House Bill 2959, which Dry Fly lobbied to get introduced, defines what a Washington craft distillery is and grants craft distilleries certain rights enjoyed by breweries and wineries—mainly the right to sell their own product and the right to provide on-site samples to customers. Right now, Washington law does not allow a distillery to sell its own product, as distilled spirits must be sold exclusively through state liquor stores. HB 2959 sailed through the House and Senate and is expected to be signed by the governor. If so, it will become law in July of this year.
The part of the bill that had people freaking out lies in the clause that requires craft distilleries to procure at least half of their raw materials from Washington state. The 51 percent requirement counts raw ingredients, not final product, or distilleries would be able to dilute neutral spirits with Washington tap water and Bob's your uncle. Any distiller that does not meet the 51 percent rule will be able to obtain a normal distillery license without the special privileges that craft distillers will enjoy.

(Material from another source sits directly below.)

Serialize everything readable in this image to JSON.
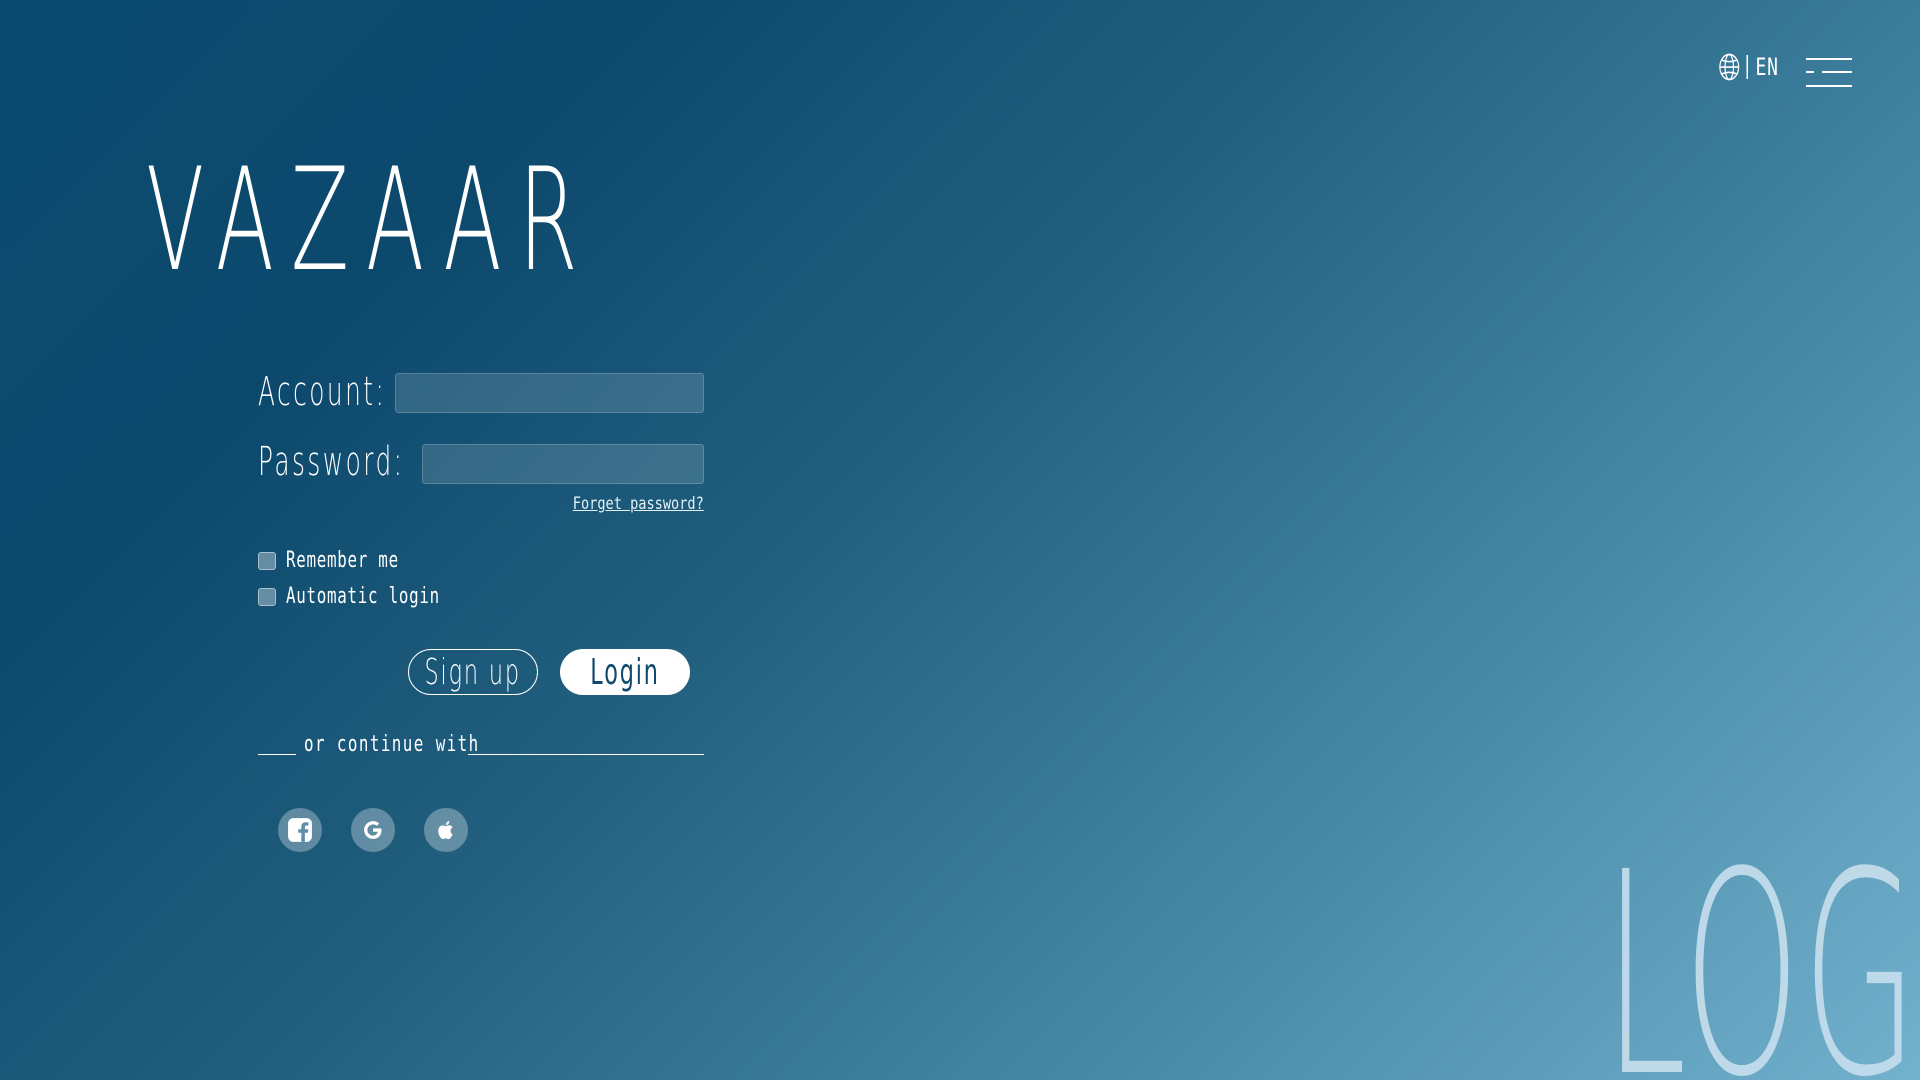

As I talked to people in the spirits industry about the issue, two opposing viewpoints emerged. The anti-2959 side—represented by a few parties with interest in, but no paperwork filed for, distilling in Washington—sees a distillery much like a microbrewery, creating a product not necessarily bound to using local ingredients, which might restrict profits. The pro-2959 side sees the advantage of setting a different bar for Washington by treating a distillery more like a winery and tying it to a place. As Section 2, item No. 5, which was added before passing the House, reads, "Distilling is an agricultural practice."

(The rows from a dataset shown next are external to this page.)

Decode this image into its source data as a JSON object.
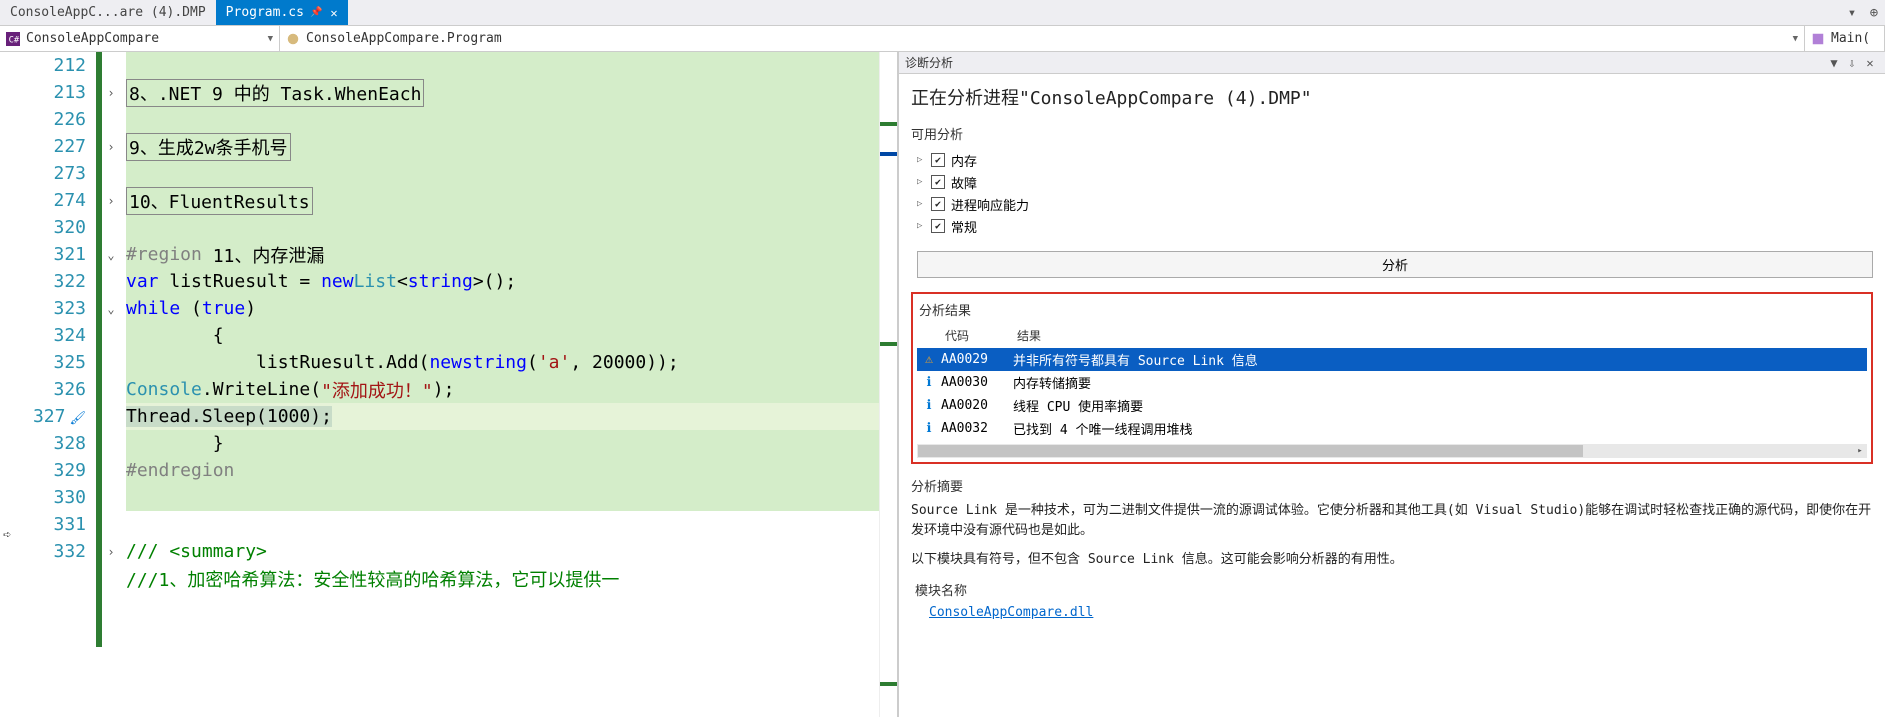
{
  "tabs": {
    "inactive_label": "ConsoleAppC...are (4).DMP",
    "active_label": "Program.cs"
  },
  "context": {
    "project": "ConsoleAppCompare",
    "class": "ConsoleAppCompare.Program",
    "method": "Main("
  },
  "editor": {
    "lines": [
      {
        "num": "212",
        "fold": "",
        "bg": "g",
        "html": ""
      },
      {
        "num": "213",
        "fold": ">",
        "bg": "g",
        "html": "        <span class='box-outline'>8、.NET 9 中的 Task.WhenEach</span>"
      },
      {
        "num": "226",
        "fold": "",
        "bg": "g",
        "html": ""
      },
      {
        "num": "227",
        "fold": ">",
        "bg": "g",
        "html": "        <span class='box-outline'>9、生成2w条手机号</span>"
      },
      {
        "num": "273",
        "fold": "",
        "bg": "g",
        "html": ""
      },
      {
        "num": "274",
        "fold": ">",
        "bg": "g",
        "html": "        <span class='box-outline'>10、FluentResults</span>"
      },
      {
        "num": "320",
        "fold": "",
        "bg": "g",
        "html": ""
      },
      {
        "num": "321",
        "fold": "v",
        "bg": "g",
        "html": "        <span class='region'>#region</span> 11、内存泄漏"
      },
      {
        "num": "322",
        "fold": "",
        "bg": "g",
        "html": "        <span class='kw'>var</span> listRuesult = <span class='kw'>new</span> <span class='type'>List</span>&lt;<span class='kw'>string</span>&gt;();"
      },
      {
        "num": "323",
        "fold": "v",
        "bg": "g",
        "html": "        <span class='kw'>while</span> (<span class='kw'>true</span>)"
      },
      {
        "num": "324",
        "fold": "",
        "bg": "g",
        "html": "        {"
      },
      {
        "num": "325",
        "fold": "",
        "bg": "g",
        "html": "            listRuesult.Add(<span class='kw'>new</span> <span class='kw'>string</span>(<span class='str'>'a'</span>, 20000));"
      },
      {
        "num": "326",
        "fold": "",
        "bg": "g",
        "html": "            <span class='type'>Console</span>.WriteLine(<span class='str'>\"添加成功！\"</span>);"
      },
      {
        "num": "327",
        "fold": "",
        "bg": "hl",
        "html": "            <span class='box-hl'>Thread.Sleep(1000);</span>"
      },
      {
        "num": "328",
        "fold": "",
        "bg": "g",
        "html": "        }"
      },
      {
        "num": "329",
        "fold": "",
        "bg": "g",
        "html": "        <span class='region'>#endregion</span>"
      },
      {
        "num": "330",
        "fold": "",
        "bg": "g",
        "html": ""
      },
      {
        "num": "331",
        "fold": "",
        "bg": "",
        "html": ""
      },
      {
        "num": "332",
        "fold": ">",
        "bg": "",
        "html": "        <span class='comment'>/// &lt;summary&gt;</span>"
      },
      {
        "num": "",
        "fold": "",
        "bg": "",
        "html": "        <span class='comment'>///1、加密哈希算法：安全性较高的哈希算法，它可以提供一</span>"
      }
    ],
    "brush_row": 13
  },
  "diag": {
    "title": "诊断分析",
    "heading": "正在分析进程\"ConsoleAppCompare (4).DMP\"",
    "available_label": "可用分析",
    "analyzers": [
      "内存",
      "故障",
      "进程响应能力",
      "常规"
    ],
    "analyze_btn": "分析",
    "results_label": "分析结果",
    "col_code": "代码",
    "col_result": "结果",
    "rows": [
      {
        "icon": "warn",
        "code": "AA0029",
        "text": "并非所有符号都具有 Source Link 信息",
        "sel": true
      },
      {
        "icon": "info",
        "code": "AA0030",
        "text": "内存转储摘要",
        "sel": false
      },
      {
        "icon": "info",
        "code": "AA0020",
        "text": "线程 CPU 使用率摘要",
        "sel": false
      },
      {
        "icon": "info",
        "code": "AA0032",
        "text": "已找到 4 个唯一线程调用堆栈",
        "sel": false
      }
    ],
    "summary_label": "分析摘要",
    "summary_p1": "Source Link 是一种技术，可为二进制文件提供一流的源调试体验。它使分析器和其他工具(如 Visual Studio)能够在调试时轻松查找正确的源代码，即使你在开发环境中没有源代码也是如此。",
    "summary_p2": "以下模块具有符号，但不包含 Source Link 信息。这可能会影响分析器的有用性。",
    "module_hdr": "模块名称",
    "module_link": "ConsoleAppCompare.dll"
  }
}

The source-local requirement will keep the plans of some future distillery moguls in check. Even among the nation's existing microdistilleries, it's not unusual to truck in neutral grain spirits from parts faraway and from ingredients unknown to serve as a product base. This base is then flavored, à la gin, or redistilled with other ingredients to make the final spirit. Some distilleries blend a little, some quite a bit. It's the mildly dirty little secret of "craft."
At present, no one in Washington except Dry Fly is set up to manufacture neutral grain spirits, except in small quantities for fortifying wine. If HB 2959 becomes law, craft distilleries will have to make their own neutral grain spirits at least partly from Washington state grains—just like Dry Fly already does.
Word is that the state Liquor Control Board requested that this agricultural distinction be in the bill. It will surely limit any expansion of distilleries in the state, micro or otherwise. The LCB is sending a message that if it is to allow Washington state to develop a distilling industry, the board wants it to benefit the state, and in particular the farming community. This restriction will help to prevent the liquor equivalent of plane parts being machined in other countries and only put together in Washington.
As backer of this bill, and the only party affected by it at the moment, Dry Fly can count the passage of HB 2959 as its second small step for distillery-kind. Those who follow should be grateful to Dry Fly and this compromise. The LCB has heretofore been hostile toward the industry it regulates, but is showing a soft side with this accord, while no doubt smelling the tax revenues that a healthy Washington spirits industry could waft its way.